The U.S. Bankruptcy Court for the Southern District of Texas issued a stern warning to professional services providers regarding “tail fees,” establishing a presumption of unreasonableness against contract terms requiring fees not attached to tangible, identifiable and material benefits to the debtor’s estate.
The case arose from the proposed retention by the debtor of an investment banking firm to act as financial advisor. As part of the heavily negotiated payment terms, the financial advisor contracted for a tail fee which could result in payment to the investment firm in the case of a transaction consummated within a period of 12 months, after the firm’s contract was terminated, even if the investment bank had no involvement in procuring the transaction. The court stated that such a fee arrangement was presumptively unreasonable when sought in addition to other forms of compensation such as, for example, fixed monthly fees.

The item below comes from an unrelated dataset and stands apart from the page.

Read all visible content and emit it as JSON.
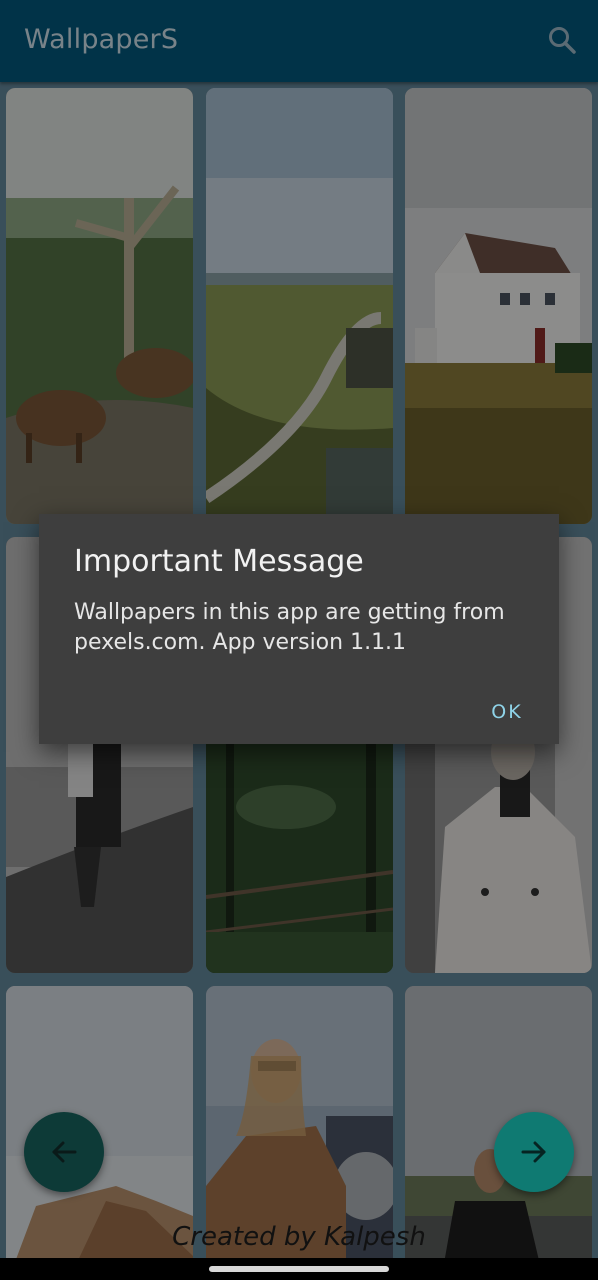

However, in this case, the debtor overcame the presumption based on the extensive negotiations, the experience of the debtor’s negotiator and the otherwise favorable payment arrangements with the investment banking firm. (In re Bigler L.P., 2010 WL 447034 (Bankr. S.D.Tex. Feb. 9, 2010))